◆ WHAT THE TASK ASKS: Exactness is required throughout. Return every record once more.

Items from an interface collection
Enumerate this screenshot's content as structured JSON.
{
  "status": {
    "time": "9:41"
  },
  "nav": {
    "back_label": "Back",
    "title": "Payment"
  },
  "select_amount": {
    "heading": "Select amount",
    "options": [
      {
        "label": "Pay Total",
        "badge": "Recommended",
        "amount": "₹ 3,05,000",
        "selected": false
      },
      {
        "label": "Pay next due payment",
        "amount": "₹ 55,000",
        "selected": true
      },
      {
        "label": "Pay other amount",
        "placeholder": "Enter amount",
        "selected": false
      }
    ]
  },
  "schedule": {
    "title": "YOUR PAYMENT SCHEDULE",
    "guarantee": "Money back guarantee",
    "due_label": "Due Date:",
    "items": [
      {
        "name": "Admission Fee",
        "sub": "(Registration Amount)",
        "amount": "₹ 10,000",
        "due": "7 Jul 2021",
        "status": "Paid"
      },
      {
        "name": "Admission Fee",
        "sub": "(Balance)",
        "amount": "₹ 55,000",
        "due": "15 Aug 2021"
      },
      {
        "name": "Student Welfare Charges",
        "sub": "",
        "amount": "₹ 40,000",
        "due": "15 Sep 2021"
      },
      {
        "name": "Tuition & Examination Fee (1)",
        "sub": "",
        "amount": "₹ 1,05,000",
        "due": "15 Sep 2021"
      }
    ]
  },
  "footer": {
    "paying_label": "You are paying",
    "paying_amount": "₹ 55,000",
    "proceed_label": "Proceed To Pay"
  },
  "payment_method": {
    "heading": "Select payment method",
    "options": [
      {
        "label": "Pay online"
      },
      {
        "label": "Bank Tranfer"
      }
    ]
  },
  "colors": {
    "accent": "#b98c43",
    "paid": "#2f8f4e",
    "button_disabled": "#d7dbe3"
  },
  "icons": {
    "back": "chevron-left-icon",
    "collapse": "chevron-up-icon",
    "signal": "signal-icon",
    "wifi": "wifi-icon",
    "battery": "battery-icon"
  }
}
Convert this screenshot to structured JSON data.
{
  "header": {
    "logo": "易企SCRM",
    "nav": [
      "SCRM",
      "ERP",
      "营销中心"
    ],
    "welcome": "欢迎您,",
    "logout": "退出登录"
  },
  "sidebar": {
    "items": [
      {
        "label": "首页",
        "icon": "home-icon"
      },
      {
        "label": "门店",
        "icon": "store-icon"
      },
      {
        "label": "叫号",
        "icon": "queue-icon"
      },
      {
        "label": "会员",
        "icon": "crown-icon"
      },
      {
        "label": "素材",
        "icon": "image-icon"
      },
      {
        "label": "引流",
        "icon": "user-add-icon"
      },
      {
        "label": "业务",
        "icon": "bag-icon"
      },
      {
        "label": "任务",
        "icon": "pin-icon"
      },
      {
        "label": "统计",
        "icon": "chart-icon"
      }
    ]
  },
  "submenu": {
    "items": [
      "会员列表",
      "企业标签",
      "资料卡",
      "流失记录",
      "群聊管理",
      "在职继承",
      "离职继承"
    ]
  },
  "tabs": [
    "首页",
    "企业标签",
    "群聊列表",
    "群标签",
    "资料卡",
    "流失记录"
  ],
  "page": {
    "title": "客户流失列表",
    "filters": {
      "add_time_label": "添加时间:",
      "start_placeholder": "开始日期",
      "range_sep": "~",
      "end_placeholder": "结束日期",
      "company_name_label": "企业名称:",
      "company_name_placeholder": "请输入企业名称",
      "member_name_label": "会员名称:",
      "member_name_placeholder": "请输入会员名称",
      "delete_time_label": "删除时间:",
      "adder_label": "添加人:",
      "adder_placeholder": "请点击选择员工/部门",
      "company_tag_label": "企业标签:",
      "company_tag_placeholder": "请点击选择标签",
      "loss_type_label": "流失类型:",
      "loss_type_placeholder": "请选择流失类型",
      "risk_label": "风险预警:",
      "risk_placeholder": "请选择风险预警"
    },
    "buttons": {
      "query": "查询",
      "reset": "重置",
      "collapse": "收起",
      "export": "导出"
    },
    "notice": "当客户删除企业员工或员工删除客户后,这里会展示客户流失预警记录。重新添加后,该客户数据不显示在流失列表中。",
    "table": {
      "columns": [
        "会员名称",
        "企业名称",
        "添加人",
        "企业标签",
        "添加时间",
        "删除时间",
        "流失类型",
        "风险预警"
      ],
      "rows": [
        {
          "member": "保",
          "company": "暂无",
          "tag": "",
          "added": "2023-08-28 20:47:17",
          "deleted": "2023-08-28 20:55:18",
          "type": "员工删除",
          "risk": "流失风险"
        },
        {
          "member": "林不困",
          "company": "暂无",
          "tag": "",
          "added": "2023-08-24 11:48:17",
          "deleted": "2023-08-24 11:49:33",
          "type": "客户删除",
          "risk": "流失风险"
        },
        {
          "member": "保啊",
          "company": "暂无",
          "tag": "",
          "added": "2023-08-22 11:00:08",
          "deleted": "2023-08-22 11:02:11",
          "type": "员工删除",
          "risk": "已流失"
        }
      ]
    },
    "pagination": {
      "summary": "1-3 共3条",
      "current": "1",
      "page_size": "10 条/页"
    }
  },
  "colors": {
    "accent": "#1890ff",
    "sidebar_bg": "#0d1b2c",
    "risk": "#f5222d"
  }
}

◆ RESULT OF THIS EXERCISE:
Enumerate this screenshot's content as structured JSON.
{
  "status": {
    "time": "9:41"
  },
  "nav": {
    "back_label": "Back",
    "title": "Payment"
  },
  "select_amount": {
    "heading": "Select amount",
    "options": [
      {
        "label": "Pay Total",
        "badge": "Recommended",
        "amount": "₹ 3,05,000",
        "selected": false
      },
      {
        "label": "Pay next due payment",
        "amount": "₹ 55,000",
        "selected": true
      },
      {
        "label": "Pay other amount",
        "placeholder": "Enter amount",
        "selected": false
      }
    ]
  },
  "schedule": {
    "title": "YOUR PAYMENT SCHEDULE",
    "guarantee": "Money back guarantee",
    "due_label": "Due Date:",
    "items": [
      {
        "name": "Admission Fee",
        "sub": "(Registration Amount)",
        "amount": "₹ 10,000",
        "due": "7 Jul 2021",
        "status": "Paid"
      },
      {
        "name": "Admission Fee",
        "sub": "(Balance)",
        "amount": "₹ 55,000",
        "due": "15 Aug 2021"
      },
      {
        "name": "Student Welfare Charges",
        "sub": "",
        "amount": "₹ 40,000",
        "due": "15 Sep 2021"
      },
      {
        "name": "Tuition & Examination Fee (1)",
        "sub": "",
        "amount": "₹ 1,05,000",
        "due": "15 Sep 2021"
      }
    ]
  },
  "footer": {
    "paying_label": "You are paying",
    "paying_amount": "₹ 55,000",
    "proceed_label": "Proceed To Pay"
  },
  "payment_method": {
    "heading": "Select payment method",
    "options": [
      {
        "label": "Pay online"
      },
      {
        "label": "Bank Tranfer"
      }
    ]
  },
  "colors": {
    "accent": "#b98c43",
    "paid": "#2f8f4e",
    "button_disabled": "#d7dbe3"
  },
  "icons": {
    "back": "chevron-left-icon",
    "collapse": "chevron-up-icon",
    "signal": "signal-icon",
    "wifi": "wifi-icon",
    "battery": "battery-icon"
  }
}
Convert this screenshot to structured JSON data.
{
  "header": {
    "logo": "易企SCRM",
    "nav": [
      "SCRM",
      "ERP",
      "营销中心"
    ],
    "welcome": "欢迎您,",
    "logout": "退出登录"
  },
  "sidebar": {
    "items": [
      {
        "label": "首页",
        "icon": "home-icon"
      },
      {
        "label": "门店",
        "icon": "store-icon"
      },
      {
        "label": "叫号",
        "icon": "queue-icon"
      },
      {
        "label": "会员",
        "icon": "crown-icon"
      },
      {
        "label": "素材",
        "icon": "image-icon"
      },
      {
        "label": "引流",
        "icon": "user-add-icon"
      },
      {
        "label": "业务",
        "icon": "bag-icon"
      },
      {
        "label": "任务",
        "icon": "pin-icon"
      },
      {
        "label": "统计",
        "icon": "chart-icon"
      }
    ]
  },
  "submenu": {
    "items": [
      "会员列表",
      "企业标签",
      "资料卡",
      "流失记录",
      "群聊管理",
      "在职继承",
      "离职继承"
    ]
  },
  "tabs": [
    "首页",
    "企业标签",
    "群聊列表",
    "群标签",
    "资料卡",
    "流失记录"
  ],
  "page": {
    "title": "客户流失列表",
    "filters": {
      "add_time_label": "添加时间:",
      "start_placeholder": "开始日期",
      "range_sep": "~",
      "end_placeholder": "结束日期",
      "company_name_label": "企业名称:",
      "company_name_placeholder": "请输入企业名称",
      "member_name_label": "会员名称:",
      "member_name_placeholder": "请输入会员名称",
      "delete_time_label": "删除时间:",
      "adder_label": "添加人:",
      "adder_placeholder": "请点击选择员工/部门",
      "company_tag_label": "企业标签:",
      "company_tag_placeholder": "请点击选择标签",
      "loss_type_label": "流失类型:",
      "loss_type_placeholder": "请选择流失类型",
      "risk_label": "风险预警:",
      "risk_placeholder": "请选择风险预警"
    },
    "buttons": {
      "query": "查询",
      "reset": "重置",
      "collapse": "收起",
      "export": "导出"
    },
    "notice": "当客户删除企业员工或员工删除客户后,这里会展示客户流失预警记录。重新添加后,该客户数据不显示在流失列表中。",
    "table": {
      "columns": [
        "会员名称",
        "企业名称",
        "添加人",
        "企业标签",
        "添加时间",
        "删除时间",
        "流失类型",
        "风险预警"
      ],
      "rows": [
        {
          "member": "保",
          "company": "暂无",
          "tag": "",
          "added": "2023-08-28 20:47:17",
          "deleted": "2023-08-28 20:55:18",
          "type": "员工删除",
          "risk": "流失风险"
        },
        {
          "member": "林不困",
          "company": "暂无",
          "tag": "",
          "added": "2023-08-24 11:48:17",
          "deleted": "2023-08-24 11:49:33",
          "type": "客户删除",
          "risk": "流失风险"
        },
        {
          "member": "保啊",
          "company": "暂无",
          "tag": "",
          "added": "2023-08-22 11:00:08",
          "deleted": "2023-08-22 11:02:11",
          "type": "员工删除",
          "risk": "已流失"
        }
      ]
    },
    "pagination": {
      "summary": "1-3 共3条",
      "current": "1",
      "page_size": "10 条/页"
    }
  },
  "colors": {
    "accent": "#1890ff",
    "sidebar_bg": "#0d1b2c",
    "risk": "#f5222d"
  }
}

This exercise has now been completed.